* [YOUR OBJECTIVE]
State how many lines in the records below contain the word "subtitle". Nothing else is needed.

Segment Start: DATA EXTRACT

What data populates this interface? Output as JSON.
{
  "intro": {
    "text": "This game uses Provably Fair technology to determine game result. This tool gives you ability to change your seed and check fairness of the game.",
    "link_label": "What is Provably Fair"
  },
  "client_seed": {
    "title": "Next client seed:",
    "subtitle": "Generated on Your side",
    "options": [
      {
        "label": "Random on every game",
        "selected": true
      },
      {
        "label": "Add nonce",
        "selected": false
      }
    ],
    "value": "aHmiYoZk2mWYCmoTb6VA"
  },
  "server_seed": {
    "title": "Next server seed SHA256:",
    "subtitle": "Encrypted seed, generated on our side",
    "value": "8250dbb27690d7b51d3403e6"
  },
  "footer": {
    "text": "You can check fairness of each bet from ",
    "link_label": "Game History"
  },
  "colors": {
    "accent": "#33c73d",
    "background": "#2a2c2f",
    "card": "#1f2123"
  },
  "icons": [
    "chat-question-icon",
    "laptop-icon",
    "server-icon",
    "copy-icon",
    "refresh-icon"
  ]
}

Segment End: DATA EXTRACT

* [ANSWER TO THIS TASK]
2